For the last year, Superintendent of Public Instruction June Atkinson has been telling anyone who would listen about a nifty little piece of technology that helps teach elementary school children to read. Provided to selected school districts as part of the federal Reading First program, the “handheld device,” as it’s being called, is really nothing more than a Palm Pilot loaded with a special software program keyed to a set of reading materials arranged by ability level.
Used by teachers in kindergarten through third grade, the device enables the teacher to follow as the student reads a selected passage, while highlighting and recording instantly specific words the student struggles with.
The device analyzes this input and gives the teacher immediate feedback on the student’s progress, telling the teacher exactly what remediation steps are necessary for that particular student, or what level and activity of advancement the student is ready for.
At the end of the day, the results for all students are downloaded to a computer that analyzes the data further, and suggests specific activities for the class as a whole.
Atkinson: phenomenal results
According to Atkinson, the results in the districts where the handheld devices have been used have been nothing short of phenomenal. At the May 7 meeting of the State Board of Education, she reported that in the 40 schools where the device is being used in a pilot program, nearly 84 percent of third graders are reading at or above grade level, compared with a mere 56 percent of third graders at or above grade level statewide.
But the program nearly became one more victim of the recession-induced cutback in education spending. Before the legislative short session began, Gov. Bev Perdue requested nearly $40 million to equip all elementary schools in the state with the devices, the software, and the related materials.
In its first take on the education budget for Fiscal Year 2010-11, the Senate agreed only to allocate $15 million, just enough to keep the pilot program going in the 40 schools where it already existed.

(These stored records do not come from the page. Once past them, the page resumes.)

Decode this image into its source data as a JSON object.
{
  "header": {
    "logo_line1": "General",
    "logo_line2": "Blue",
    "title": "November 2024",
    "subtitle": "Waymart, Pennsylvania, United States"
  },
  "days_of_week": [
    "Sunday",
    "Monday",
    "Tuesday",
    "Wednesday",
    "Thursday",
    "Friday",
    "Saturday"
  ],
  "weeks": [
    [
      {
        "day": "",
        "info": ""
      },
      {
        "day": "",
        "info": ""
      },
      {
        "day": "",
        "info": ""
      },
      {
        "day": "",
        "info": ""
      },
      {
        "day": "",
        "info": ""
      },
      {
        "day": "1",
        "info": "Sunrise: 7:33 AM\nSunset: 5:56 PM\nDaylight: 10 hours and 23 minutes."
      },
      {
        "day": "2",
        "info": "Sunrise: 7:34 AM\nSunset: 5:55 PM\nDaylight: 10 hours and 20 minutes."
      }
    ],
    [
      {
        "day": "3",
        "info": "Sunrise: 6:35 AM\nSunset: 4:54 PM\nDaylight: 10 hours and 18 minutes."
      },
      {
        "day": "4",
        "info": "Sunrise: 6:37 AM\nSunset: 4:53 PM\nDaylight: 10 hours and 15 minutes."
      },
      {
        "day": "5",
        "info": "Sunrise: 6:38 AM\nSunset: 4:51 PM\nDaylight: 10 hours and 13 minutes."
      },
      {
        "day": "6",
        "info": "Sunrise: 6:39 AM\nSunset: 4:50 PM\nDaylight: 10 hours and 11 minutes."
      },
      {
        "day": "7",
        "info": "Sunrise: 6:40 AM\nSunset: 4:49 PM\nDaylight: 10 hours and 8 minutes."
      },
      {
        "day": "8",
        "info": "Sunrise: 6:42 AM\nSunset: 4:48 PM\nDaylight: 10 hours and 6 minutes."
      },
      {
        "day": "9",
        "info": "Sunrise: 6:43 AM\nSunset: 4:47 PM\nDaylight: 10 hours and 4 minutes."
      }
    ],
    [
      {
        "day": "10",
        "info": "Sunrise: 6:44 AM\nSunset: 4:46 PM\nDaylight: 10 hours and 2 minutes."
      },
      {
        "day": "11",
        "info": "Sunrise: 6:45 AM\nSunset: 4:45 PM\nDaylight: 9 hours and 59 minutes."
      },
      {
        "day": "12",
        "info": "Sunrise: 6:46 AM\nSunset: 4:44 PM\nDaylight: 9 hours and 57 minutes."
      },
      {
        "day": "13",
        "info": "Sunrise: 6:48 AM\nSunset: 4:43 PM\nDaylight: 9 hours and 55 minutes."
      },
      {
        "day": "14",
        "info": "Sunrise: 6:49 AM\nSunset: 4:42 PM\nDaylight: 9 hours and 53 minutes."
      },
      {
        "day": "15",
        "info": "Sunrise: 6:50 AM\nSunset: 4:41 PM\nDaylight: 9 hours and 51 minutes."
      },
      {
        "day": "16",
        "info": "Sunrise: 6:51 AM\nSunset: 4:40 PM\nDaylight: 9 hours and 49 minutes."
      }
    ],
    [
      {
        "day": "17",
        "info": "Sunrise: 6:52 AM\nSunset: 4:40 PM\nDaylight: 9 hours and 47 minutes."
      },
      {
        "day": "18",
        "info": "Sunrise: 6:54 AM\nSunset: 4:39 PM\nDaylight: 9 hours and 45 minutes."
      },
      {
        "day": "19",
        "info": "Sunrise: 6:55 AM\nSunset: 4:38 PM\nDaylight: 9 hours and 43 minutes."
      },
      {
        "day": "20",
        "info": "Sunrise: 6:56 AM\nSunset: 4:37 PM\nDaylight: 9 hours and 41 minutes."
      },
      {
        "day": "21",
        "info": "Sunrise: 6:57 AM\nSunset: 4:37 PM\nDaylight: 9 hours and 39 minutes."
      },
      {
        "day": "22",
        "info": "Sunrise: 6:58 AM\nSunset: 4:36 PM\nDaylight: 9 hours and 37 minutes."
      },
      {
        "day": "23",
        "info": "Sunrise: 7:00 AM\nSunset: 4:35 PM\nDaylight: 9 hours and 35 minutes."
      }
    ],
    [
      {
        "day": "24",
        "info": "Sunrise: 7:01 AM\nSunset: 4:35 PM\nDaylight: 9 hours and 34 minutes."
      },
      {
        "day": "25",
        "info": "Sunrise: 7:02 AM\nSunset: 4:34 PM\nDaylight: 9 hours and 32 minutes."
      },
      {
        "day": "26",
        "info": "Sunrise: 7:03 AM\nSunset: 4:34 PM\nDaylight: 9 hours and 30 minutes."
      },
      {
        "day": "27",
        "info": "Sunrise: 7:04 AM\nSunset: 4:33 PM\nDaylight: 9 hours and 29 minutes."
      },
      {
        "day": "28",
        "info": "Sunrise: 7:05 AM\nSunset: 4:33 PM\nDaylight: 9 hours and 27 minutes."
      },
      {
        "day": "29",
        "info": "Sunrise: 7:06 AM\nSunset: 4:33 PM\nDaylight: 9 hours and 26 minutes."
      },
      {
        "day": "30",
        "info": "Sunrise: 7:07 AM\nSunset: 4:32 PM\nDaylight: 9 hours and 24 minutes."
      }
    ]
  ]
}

The House of Representatives was even less generous. House budget writers initially planned to spend only $5 million on the pilot program, reasoning that districts that wanted to keep it going could come up with local funds to fill in the gap. But even that was a hard sell. During discussions in the House Education Appropriations Subcommittee, members expressed serious reservations about spending even that much on the program in a year when money is so tight.
Finally, as the budget was clearing its final committee hurdle (House Appropriations), members decided to spend the $5 million on an “emergency textbook fund” instead of the hand held devices. The version of the budget passed by the House contained no funding for the program whatsoever.
The final budget agreement included an extra $10 million to keep the program alive. Local school districts who now use the devices can continue to use them even if state funding runs out, so long as they find other ways to pay for them.
Teachers at Wadesboro Primary School in Wadesboro have been using the devices and the associated software for two years, and couldn’t be happier with the results. Principal Betsy Ammons says her staff was skeptical at first, but experience has convinced the school of the program’s merits.
“Our teachers didn’t want to lose the devices when the money ran out [after the first year], so we opted to use [federal] Title I funds to keep the program alive,” she said. Schools such as Wadesboro Primary that serve a high percentage of economically disadvantaged students receive Title I funds to offset the higher cost of educating children from poor families.
The school’s Reading First coordinator Linda Morton said, “Using this device saves the teacher so much time — time that could be used for further instruction.” She pointed to figures generated by the program showing a substantial growth trend in individual students’ test scores from the beginning-of-year, middle-of-year, and end-of-year assessments.
But no matter how popular the program is with the teachers who use it, the $40 million Perdue asked for was an insurmountable price tag, at least to the legislators in charge of the purse strings.
Sen. Jerry Tillman, R-Randolph, tried to move the funding for the devices into another hard-hit program (school bus replacement). Tillman said that the situation “reminds me of the Christmas when there was no money.”
Jim Stegall is a contributor to Carolina Journal.